----- Source data
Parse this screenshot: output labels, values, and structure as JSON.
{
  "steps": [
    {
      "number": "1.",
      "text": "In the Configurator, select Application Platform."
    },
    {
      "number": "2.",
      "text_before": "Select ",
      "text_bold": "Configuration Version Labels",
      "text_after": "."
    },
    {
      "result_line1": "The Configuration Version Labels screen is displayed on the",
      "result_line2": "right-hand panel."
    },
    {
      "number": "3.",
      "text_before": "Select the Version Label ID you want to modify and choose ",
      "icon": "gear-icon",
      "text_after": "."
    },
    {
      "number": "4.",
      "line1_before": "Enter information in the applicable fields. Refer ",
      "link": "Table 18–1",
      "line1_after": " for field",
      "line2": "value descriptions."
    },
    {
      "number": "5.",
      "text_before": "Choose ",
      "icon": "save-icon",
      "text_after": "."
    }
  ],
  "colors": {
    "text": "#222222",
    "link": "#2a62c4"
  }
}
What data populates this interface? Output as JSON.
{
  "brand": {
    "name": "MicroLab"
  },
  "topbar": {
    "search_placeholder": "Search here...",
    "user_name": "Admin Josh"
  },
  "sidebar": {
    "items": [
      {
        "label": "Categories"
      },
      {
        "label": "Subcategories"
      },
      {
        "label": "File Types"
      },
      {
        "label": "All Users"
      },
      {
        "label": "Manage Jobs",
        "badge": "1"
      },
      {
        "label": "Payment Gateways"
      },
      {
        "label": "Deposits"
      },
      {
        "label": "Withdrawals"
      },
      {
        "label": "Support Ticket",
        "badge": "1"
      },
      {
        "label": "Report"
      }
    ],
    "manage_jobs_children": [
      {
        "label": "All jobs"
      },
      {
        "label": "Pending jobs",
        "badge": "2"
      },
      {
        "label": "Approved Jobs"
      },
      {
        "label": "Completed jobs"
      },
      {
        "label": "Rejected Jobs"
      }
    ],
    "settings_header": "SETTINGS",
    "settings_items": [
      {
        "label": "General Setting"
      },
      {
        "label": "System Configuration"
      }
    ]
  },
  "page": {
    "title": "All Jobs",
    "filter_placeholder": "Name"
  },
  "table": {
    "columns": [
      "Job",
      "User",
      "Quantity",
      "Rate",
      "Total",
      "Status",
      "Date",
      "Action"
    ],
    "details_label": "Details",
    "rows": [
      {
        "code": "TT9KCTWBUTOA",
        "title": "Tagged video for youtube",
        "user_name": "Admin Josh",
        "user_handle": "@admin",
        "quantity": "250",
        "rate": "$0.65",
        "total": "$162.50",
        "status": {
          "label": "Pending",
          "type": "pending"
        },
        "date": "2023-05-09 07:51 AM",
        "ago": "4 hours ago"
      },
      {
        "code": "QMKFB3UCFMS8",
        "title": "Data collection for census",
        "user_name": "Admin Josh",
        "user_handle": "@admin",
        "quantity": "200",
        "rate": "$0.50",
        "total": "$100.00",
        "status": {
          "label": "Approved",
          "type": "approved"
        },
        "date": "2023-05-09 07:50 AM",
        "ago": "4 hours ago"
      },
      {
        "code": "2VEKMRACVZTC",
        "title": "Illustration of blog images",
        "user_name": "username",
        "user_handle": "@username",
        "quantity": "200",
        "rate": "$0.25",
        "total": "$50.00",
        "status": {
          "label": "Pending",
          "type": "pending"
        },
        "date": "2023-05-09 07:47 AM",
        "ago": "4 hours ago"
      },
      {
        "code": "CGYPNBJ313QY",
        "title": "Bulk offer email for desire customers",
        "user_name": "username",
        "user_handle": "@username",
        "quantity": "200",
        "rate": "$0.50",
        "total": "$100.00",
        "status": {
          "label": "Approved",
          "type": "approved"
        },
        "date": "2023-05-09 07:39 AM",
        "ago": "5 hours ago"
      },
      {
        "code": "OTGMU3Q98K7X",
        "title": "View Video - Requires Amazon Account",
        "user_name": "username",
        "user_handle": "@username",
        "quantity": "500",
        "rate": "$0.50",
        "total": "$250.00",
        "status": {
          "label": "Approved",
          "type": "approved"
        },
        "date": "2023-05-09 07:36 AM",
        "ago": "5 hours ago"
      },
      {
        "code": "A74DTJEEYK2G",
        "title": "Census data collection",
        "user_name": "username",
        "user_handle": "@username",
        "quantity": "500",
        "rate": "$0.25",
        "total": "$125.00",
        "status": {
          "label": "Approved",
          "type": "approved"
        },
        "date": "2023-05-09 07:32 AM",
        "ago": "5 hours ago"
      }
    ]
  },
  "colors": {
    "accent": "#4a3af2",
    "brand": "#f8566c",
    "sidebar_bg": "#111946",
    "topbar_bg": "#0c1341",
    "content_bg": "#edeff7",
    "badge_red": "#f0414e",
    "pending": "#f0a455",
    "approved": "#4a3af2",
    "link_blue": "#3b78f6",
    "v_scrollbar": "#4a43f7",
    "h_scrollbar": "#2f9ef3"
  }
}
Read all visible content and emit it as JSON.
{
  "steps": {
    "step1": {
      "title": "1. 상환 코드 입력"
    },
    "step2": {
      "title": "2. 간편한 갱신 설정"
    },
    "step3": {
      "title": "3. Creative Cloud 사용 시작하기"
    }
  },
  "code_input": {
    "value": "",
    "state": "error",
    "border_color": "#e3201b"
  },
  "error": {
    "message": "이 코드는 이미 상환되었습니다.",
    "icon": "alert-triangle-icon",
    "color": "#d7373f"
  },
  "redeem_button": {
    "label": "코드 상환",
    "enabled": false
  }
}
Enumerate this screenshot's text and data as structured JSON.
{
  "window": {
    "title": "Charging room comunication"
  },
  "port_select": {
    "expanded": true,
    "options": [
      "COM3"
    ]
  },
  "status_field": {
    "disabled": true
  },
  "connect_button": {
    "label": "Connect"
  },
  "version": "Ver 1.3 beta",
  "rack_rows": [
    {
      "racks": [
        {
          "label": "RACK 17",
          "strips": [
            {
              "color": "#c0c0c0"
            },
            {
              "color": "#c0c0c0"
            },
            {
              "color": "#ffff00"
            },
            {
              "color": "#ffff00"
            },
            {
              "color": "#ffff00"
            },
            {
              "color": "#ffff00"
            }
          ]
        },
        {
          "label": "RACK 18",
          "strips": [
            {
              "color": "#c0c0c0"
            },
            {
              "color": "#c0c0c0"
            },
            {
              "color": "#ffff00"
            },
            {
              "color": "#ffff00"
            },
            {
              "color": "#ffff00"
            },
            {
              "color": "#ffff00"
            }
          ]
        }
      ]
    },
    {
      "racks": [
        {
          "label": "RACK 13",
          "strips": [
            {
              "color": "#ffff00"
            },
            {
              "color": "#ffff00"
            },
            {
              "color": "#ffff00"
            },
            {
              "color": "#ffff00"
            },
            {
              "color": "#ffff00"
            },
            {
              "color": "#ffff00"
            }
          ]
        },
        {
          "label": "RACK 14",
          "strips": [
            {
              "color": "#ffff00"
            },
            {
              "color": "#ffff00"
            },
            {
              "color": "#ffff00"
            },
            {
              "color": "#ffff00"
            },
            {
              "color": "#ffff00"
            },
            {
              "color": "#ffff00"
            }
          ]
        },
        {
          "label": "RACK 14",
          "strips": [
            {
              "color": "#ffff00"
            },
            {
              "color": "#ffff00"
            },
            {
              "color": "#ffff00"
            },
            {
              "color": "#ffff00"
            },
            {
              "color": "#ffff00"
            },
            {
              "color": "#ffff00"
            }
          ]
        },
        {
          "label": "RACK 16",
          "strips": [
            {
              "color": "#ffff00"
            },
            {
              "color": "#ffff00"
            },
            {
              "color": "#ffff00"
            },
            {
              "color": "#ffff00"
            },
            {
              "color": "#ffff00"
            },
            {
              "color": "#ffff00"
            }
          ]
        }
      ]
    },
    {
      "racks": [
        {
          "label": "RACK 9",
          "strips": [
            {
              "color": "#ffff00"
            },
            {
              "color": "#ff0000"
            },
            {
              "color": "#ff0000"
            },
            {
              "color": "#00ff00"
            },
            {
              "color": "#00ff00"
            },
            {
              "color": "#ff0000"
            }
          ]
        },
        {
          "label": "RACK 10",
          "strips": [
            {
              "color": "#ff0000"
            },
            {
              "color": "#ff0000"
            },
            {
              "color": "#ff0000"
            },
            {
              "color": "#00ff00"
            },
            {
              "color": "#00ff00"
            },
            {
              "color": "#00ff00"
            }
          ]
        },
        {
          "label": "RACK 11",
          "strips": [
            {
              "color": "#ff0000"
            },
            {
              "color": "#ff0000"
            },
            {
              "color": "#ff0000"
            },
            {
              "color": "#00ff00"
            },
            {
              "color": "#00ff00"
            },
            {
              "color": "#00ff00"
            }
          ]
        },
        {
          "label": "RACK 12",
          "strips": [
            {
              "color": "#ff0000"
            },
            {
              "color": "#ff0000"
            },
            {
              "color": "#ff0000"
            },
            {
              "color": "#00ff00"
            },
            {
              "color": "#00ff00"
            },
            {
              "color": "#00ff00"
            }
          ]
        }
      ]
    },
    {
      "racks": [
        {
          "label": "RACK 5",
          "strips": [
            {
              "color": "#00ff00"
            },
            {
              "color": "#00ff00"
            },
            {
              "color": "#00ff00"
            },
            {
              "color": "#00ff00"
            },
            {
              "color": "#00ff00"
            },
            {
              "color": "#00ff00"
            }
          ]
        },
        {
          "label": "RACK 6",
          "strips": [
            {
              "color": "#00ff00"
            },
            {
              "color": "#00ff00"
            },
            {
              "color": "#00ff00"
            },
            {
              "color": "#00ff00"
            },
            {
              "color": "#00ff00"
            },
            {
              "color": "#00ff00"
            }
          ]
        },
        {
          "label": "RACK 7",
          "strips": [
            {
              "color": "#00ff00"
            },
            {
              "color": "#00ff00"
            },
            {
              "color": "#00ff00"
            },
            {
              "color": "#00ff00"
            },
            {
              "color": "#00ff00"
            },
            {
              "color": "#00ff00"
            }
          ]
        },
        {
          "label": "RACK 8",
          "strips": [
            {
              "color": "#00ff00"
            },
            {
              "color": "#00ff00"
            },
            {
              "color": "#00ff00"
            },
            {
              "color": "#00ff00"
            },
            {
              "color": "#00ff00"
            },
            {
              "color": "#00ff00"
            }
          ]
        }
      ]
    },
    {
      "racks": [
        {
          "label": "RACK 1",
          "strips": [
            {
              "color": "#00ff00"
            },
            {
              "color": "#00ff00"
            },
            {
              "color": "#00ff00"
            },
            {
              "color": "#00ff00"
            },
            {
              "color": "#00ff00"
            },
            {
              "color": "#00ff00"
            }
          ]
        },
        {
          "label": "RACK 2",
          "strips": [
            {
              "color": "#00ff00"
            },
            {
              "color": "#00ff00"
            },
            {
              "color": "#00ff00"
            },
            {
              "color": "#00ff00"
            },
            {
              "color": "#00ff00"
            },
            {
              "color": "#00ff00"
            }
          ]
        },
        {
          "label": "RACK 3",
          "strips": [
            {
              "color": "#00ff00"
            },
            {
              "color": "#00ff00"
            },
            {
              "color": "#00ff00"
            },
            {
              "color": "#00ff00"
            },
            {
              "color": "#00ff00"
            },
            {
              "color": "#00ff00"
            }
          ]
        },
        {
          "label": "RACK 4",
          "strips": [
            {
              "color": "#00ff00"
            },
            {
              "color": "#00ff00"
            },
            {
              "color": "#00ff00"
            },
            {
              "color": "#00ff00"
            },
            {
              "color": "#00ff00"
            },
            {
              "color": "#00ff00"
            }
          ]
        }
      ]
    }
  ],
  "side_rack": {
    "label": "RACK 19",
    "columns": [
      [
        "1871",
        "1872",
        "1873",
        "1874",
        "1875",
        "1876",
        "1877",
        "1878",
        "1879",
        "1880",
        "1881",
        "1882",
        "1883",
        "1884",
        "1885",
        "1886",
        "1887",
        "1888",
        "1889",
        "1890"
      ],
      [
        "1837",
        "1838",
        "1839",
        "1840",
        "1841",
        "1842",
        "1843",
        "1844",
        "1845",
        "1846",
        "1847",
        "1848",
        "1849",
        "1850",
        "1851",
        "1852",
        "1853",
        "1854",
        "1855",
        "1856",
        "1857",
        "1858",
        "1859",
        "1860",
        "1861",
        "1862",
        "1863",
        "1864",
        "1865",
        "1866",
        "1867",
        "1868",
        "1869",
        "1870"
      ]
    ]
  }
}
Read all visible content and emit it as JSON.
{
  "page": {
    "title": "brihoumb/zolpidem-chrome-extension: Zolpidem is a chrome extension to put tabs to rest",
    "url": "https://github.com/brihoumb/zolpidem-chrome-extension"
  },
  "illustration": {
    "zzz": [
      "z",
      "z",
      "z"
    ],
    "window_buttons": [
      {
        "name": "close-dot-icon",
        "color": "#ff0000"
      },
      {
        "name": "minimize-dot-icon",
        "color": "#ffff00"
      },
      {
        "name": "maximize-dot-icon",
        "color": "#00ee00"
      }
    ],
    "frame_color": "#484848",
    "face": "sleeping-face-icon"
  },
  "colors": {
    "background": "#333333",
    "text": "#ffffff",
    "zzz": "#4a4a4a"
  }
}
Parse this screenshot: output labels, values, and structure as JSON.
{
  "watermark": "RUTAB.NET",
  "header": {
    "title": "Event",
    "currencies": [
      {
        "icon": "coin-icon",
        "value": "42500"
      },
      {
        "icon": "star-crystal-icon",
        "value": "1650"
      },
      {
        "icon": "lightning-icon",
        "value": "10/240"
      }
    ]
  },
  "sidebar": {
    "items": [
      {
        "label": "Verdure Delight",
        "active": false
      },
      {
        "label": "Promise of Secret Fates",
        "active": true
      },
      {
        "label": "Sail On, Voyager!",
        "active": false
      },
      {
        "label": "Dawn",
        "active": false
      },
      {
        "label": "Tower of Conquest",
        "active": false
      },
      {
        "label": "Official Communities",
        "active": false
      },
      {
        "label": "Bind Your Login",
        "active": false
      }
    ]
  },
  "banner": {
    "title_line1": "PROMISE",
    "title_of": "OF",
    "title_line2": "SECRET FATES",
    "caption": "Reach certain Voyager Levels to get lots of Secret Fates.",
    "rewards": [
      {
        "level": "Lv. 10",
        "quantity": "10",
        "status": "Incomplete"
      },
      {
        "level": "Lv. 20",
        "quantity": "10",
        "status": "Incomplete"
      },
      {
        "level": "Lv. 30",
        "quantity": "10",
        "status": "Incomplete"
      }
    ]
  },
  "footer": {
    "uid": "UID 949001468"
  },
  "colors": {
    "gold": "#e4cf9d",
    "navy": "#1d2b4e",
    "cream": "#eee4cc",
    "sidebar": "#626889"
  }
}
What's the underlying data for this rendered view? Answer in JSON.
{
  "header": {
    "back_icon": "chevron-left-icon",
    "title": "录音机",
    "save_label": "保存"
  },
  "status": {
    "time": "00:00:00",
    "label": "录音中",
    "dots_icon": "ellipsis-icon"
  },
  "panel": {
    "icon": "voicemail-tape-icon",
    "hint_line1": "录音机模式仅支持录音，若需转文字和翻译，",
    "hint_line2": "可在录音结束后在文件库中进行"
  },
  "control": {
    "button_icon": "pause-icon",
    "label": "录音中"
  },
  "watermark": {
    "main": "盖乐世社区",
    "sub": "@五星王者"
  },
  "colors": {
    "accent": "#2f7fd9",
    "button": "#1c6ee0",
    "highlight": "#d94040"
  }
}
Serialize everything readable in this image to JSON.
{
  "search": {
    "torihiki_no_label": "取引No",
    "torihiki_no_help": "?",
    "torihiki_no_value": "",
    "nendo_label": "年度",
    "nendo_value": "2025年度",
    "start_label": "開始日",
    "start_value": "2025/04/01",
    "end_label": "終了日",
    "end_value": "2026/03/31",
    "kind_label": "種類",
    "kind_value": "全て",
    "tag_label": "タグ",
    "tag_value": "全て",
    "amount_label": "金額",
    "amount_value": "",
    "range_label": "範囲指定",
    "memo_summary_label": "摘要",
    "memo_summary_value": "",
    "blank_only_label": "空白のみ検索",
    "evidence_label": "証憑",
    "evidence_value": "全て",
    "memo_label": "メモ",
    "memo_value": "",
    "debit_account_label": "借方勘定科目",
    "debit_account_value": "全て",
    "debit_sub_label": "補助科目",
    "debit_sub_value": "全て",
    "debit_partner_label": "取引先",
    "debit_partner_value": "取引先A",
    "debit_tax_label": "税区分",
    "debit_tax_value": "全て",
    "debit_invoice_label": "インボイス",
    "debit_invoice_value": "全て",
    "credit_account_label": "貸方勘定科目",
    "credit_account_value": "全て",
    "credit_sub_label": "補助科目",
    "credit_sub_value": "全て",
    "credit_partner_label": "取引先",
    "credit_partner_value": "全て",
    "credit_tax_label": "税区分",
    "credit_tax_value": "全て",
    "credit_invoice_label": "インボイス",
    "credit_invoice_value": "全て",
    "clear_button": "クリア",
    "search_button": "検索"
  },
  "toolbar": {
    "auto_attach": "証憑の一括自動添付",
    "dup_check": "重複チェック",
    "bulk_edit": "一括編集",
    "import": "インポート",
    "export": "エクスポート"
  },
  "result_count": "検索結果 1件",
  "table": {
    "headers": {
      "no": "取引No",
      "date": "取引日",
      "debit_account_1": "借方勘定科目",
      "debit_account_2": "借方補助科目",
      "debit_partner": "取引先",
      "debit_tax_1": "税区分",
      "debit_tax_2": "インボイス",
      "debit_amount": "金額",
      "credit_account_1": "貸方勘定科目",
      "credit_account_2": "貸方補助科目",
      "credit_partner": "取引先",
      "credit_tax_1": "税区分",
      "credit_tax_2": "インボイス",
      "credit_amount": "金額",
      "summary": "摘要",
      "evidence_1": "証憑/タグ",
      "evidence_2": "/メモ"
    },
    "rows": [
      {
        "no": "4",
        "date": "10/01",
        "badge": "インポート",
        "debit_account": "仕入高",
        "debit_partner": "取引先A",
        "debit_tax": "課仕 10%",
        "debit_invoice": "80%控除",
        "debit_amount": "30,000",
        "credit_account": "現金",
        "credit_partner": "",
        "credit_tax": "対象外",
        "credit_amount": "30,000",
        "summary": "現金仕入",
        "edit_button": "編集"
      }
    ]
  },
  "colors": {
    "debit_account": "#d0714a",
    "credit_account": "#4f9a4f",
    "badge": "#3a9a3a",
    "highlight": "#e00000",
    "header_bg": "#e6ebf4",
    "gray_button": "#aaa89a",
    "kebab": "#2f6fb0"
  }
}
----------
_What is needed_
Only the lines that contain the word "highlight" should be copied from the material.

_Written solution_
    "highlight": "#d94040"
    "highlight": "#e00000",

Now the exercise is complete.